SEPTA Reports 68 Assaults on Its Drivers So Far in 2012
According to a report provided to Philadelphia Weekly by the Southeastern Pennsylvania Transportation Authority (SEPTA), there have been at least 68 assaults on vehicle operators so far this year. The incident report, “Operator Assaults by Month,” shows that drivers are regularly spit on and verbally abused by passengers. They’ve been cut and had guns pulled on them. They’ve had to interrupt service to take care of themselves at a number of hospitals in Philadelphia.
For instance: On April 13, it was reported that a pedestrian threw soda on a driver. Then, on the 27th of that month, an operator was hit in the side of the head by a passenger due to a fare dispute. One driver was hit in the face on the 30th, which made his lip bleed and knocked his teeth loose.
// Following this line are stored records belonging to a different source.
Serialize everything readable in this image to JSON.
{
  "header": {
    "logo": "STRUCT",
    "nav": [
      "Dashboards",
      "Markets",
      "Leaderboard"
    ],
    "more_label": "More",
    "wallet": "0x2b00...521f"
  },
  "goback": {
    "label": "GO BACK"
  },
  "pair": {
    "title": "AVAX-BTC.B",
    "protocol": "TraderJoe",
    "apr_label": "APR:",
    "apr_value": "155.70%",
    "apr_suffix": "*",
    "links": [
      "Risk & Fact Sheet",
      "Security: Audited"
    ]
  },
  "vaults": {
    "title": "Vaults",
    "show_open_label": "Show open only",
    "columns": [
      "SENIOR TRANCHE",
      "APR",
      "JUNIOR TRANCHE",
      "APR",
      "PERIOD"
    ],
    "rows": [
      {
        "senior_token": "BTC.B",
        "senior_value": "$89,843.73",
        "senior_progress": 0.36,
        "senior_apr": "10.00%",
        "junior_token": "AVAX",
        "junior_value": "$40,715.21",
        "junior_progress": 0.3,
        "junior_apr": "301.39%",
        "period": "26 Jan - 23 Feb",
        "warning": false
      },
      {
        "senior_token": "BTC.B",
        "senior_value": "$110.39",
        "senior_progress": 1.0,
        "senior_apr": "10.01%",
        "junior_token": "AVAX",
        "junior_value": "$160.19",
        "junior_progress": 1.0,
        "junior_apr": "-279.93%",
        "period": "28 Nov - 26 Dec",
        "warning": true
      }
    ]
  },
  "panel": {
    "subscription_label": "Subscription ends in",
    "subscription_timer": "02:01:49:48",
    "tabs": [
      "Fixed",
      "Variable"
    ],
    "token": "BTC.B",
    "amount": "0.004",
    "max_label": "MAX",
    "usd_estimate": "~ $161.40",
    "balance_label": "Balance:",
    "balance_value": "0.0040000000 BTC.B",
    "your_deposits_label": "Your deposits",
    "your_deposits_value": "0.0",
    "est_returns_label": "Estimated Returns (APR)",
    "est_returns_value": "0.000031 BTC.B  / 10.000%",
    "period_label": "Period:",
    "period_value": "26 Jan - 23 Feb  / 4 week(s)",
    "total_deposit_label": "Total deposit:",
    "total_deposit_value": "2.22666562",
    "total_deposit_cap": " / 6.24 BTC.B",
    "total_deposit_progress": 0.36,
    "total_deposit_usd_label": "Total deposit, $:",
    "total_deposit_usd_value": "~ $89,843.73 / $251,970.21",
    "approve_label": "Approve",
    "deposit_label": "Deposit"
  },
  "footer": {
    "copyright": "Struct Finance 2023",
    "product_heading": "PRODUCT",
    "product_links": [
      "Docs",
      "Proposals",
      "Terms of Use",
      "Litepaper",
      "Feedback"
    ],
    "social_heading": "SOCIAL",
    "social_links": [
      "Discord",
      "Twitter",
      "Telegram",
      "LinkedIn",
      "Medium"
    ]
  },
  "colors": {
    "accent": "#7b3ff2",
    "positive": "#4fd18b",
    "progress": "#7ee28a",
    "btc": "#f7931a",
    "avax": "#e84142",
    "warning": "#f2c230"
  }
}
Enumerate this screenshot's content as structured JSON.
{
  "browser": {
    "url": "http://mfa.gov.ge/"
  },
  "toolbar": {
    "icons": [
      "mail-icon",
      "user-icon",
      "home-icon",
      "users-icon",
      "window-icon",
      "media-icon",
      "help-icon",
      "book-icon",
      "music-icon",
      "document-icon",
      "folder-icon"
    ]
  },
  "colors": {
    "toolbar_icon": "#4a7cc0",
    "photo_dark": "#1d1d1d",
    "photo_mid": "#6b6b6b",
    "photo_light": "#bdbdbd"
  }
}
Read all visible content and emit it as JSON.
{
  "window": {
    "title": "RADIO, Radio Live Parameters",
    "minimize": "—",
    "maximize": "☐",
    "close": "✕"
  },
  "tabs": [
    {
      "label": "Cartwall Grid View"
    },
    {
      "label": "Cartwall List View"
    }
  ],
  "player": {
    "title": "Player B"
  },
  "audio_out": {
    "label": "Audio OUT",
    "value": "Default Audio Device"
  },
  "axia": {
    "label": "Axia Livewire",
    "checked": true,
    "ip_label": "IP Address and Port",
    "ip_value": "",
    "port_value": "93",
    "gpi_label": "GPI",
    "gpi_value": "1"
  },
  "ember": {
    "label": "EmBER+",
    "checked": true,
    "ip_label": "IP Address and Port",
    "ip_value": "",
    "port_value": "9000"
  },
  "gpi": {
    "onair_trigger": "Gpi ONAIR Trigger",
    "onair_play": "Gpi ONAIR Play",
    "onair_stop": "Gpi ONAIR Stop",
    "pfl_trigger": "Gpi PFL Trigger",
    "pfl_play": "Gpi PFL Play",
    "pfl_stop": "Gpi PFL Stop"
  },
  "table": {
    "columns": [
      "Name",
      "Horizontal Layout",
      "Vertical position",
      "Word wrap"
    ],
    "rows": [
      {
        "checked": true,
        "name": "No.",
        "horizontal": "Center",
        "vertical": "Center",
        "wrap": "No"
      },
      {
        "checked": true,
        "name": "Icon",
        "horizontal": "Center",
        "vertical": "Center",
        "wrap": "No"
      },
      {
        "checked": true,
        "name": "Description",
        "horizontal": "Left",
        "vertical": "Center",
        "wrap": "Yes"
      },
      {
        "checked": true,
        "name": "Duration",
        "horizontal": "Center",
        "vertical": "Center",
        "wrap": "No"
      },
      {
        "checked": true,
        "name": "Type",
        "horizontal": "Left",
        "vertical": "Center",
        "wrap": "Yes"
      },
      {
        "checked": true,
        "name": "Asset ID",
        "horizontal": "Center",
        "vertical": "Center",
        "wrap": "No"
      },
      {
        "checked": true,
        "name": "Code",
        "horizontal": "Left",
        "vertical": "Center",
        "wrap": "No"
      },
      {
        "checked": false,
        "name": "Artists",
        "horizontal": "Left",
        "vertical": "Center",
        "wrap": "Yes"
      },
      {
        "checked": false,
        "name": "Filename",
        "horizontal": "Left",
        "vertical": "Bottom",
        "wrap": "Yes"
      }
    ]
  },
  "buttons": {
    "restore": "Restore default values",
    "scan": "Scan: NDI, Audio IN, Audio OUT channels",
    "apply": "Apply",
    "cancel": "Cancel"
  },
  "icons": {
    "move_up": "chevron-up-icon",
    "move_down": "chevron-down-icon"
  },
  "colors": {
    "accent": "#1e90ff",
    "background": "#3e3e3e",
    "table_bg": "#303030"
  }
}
On June 28th, a SEPTA operator in the Authority’s Midvale district, between East Falls and Hunting Park, was maced by a passenger, according to the report, and taken to Hahnemann Hospital. In September, an operator was slashed in the face by a passenger and taken to the hospital. Just a couple days after Thanksgiving, an operator was punched in the mouth by a passenger.
And as bad as all that sounds, the numbers are actually an improvement from last year, when SEPTA reported 91 assaults. That’s an 18 percent drop, year-to-date. “It appears [SEPTA’s tactics] are working,” SEPTA spokeswoman Jerria Williams tells PW. “The numbers are much lower … to have almost 30 less than last year is pretty remarkable.”
SEPTA began a campaign to highlight assaults on its operators last year. Before then, most assaults likely went unreported, according to representatives of the Authority and its union. SEPTA offers its operators de-escalation classes, which seek to teach ending conflicts before they begin.
Carl Greer, vice president of the Transit Workers Union Local 234, seems to believe the number of assaults may be higher. In an interview earlier today, he noted that he believes, as he and leadership told us earlier this year, that SEPTA is not doing enough to protect drivers. “They offered a de-escalation class for our members, but the problem with that class is it only tells you how to avoid an incident,” he says. “The problem is, if the aggressive pursuant wants to force the confrontation, our operators are not being trained on how to respond or give a clear definition on how to defend themselves once struck or put in a situation where they may be harmed. They have to decide whether to strike first or be struck.”
The TWU has suggested classes in which operators are trained on how to fight back against a potential assault. De-escalation classes do not include lessons on physical self-defense.
In addition to de-escalation training, SEPTA began hanging up posters on buses and subways that are meant to discourage assaults on drivers—because, apparently, that needs to be said.
Since September’s appointment of a new SEPTA police chief, both SEPTA police and Philadelphia Police Department checks have upped what’s called “police check”—in which police will stop a bus and share a receipt showing they checked the bus for potential misbehavior.
“It was 20-75 [police checks] a week,” says Michael Liberi, SEPTA’s chief officer of surface transportation. “Now, it’s at 500 per week.”
Additionally, SEPTA has upped the number of undercover police officers riding the city’s 1,200 buses, Liberi says.
Still, some at TWU Local 234 think that’s not enough. TWU Local 234 vice-president Dickie Bizzle Jr. believes SEPTA police should be taking an expanded role in checking on buses at night, rather than the Philadelphia police. “We need to have the SEPTA police, instead of protecting cars out in the suburbs, have them come into the city and protect some of our busdrivers on all of these routes,” he says. “Stop putting it on the back of these Philadelphia cops who are doing a great job of stepping up.”
Bizzle calls the rules operators need to abide by while on buses (such as the rule that says drivers are told to stay seated, even in a confrontation) “chaotic.”
In a YouTube video released this week, several SEPTA drivers seek to dull the attacks on their brethren by noting who they are—and what they’re like. “I’m a single father of two … I’m very passionate about the Eagles,” notes one driver. “I’m an operator for SEPTA. I’m a human being,” notes another.
“Respect us. We’re people, too,” says a female driver who ends the video. The YouTube video has been viewed 124 times and was taken, according to SEPTA, at a special social skills/de-escalation training class where operators are taught verbal commands and tactics to calm down passengers and end potential conflicts.
A TWU report from earlier this year suggested giving operators courses which would teach them how to eject attackers from buses using just their feet.
Of the 68 assaults, fewer than 30 have resulted in arrests, despite buses being equipped with cameras that monitor both the passengers and operators of the vehicles. Williams says it’s SEPTA’s “goal to have every one of our buses outfitted with cameras.” She says they’re two-thirds of the way there.
As PW has written in the past, there’s been a bill in the state Legislature that would make assaults on SEPTA drivers that much more severe (as in, equal to a police officer, PPA officer, politician, etc.), though it has been stalled over three consecutive sessions.